» Exercise description
From the records, pick out and copy each line containing "Promocional".

(Page and application data records)
>>
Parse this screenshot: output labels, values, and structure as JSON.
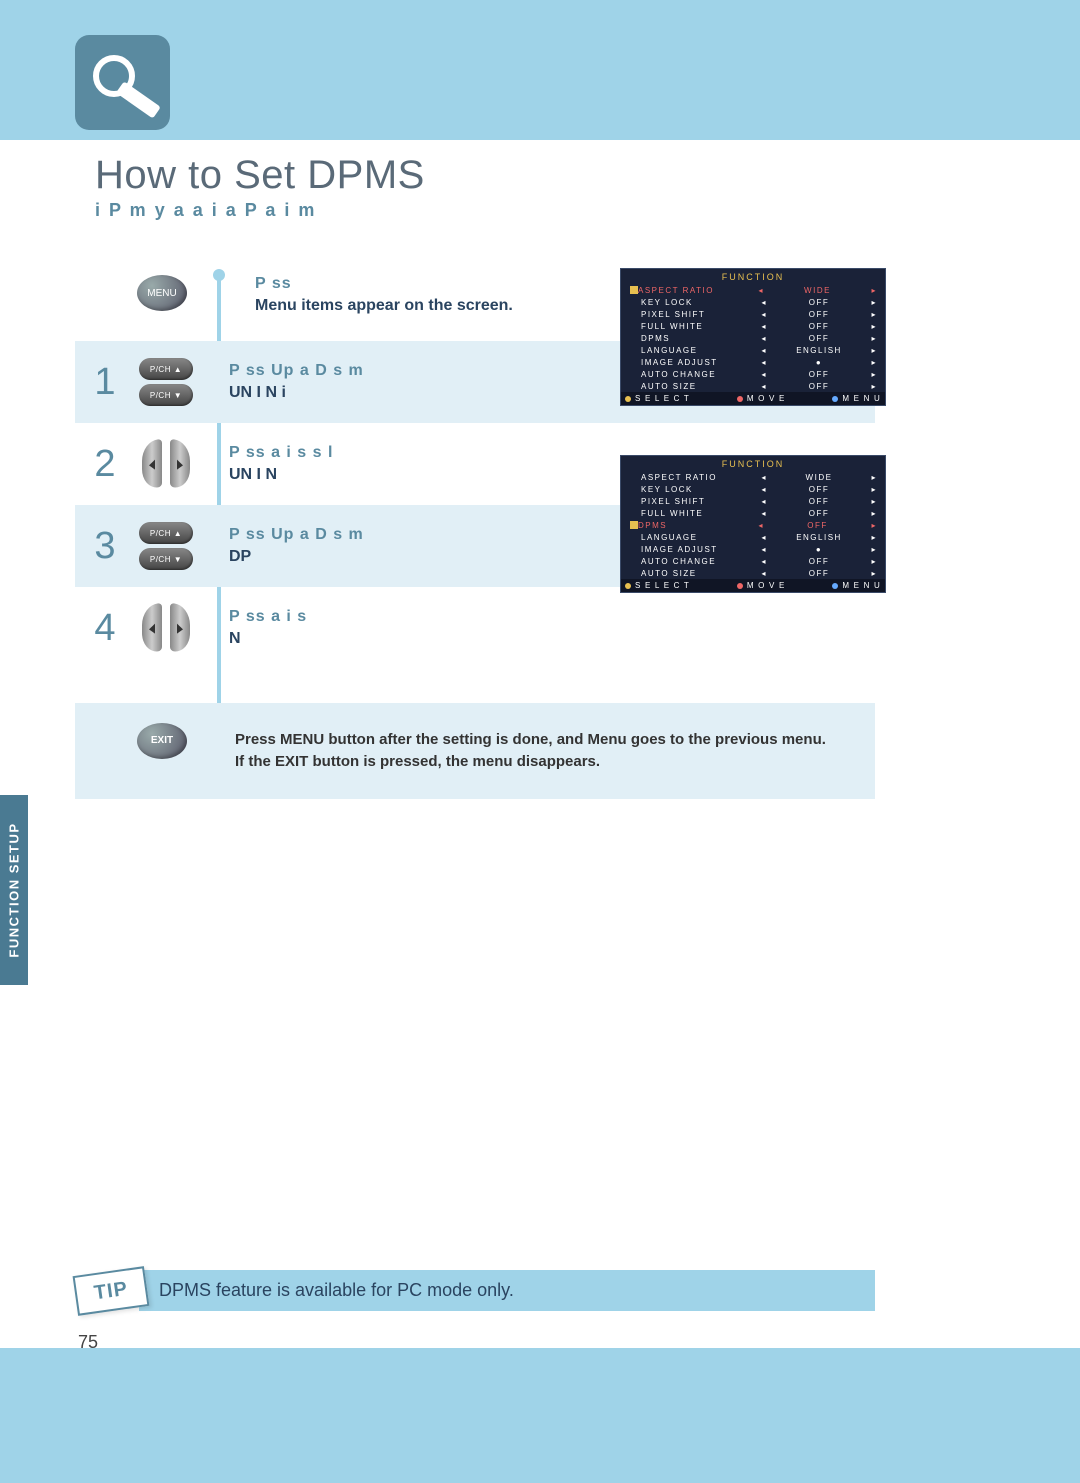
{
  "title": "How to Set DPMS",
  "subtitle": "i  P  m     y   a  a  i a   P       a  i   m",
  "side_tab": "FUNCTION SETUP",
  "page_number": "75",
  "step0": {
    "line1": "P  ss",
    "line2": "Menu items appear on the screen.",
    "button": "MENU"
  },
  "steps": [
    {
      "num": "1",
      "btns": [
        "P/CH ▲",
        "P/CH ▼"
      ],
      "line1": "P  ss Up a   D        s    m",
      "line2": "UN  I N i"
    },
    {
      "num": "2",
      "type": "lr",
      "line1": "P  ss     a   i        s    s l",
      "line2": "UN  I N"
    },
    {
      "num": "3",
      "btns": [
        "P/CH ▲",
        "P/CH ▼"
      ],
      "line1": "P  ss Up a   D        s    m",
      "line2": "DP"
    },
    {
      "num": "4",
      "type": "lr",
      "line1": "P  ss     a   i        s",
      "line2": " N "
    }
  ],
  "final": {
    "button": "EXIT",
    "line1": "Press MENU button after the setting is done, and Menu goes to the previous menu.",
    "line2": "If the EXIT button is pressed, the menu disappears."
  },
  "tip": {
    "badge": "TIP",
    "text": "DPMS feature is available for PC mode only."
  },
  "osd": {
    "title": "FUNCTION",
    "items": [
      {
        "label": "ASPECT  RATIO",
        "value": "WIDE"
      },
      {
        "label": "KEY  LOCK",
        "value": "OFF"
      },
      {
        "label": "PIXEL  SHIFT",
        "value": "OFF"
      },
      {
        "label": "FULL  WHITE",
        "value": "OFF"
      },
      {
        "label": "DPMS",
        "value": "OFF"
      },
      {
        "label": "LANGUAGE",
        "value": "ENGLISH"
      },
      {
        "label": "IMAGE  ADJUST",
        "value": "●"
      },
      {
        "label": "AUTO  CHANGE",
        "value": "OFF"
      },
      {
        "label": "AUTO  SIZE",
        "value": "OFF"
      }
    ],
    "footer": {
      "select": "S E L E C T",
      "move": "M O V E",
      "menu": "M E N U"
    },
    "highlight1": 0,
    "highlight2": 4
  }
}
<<
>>
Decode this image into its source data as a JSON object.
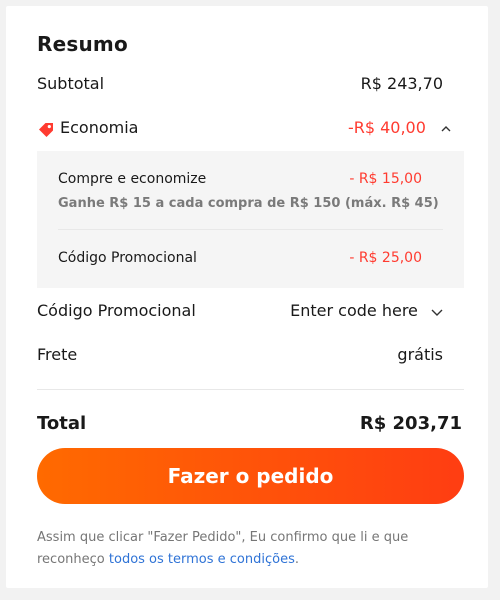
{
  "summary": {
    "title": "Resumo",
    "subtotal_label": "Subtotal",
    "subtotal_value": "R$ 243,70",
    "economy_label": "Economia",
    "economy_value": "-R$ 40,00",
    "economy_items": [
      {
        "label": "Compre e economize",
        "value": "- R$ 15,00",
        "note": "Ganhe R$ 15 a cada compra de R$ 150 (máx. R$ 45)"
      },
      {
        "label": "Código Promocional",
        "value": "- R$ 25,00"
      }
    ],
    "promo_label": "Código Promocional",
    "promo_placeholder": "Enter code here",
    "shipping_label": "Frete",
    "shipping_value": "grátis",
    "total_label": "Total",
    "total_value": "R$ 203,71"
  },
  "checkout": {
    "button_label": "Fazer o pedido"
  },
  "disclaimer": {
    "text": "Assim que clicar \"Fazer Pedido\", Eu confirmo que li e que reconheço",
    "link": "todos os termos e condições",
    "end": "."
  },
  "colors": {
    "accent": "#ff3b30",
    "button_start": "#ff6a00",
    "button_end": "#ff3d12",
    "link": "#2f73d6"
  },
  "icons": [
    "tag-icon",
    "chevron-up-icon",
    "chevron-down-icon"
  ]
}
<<
» Completed exercise
        "label": "Código Promocional",
    "promo_label": "Código Promocional",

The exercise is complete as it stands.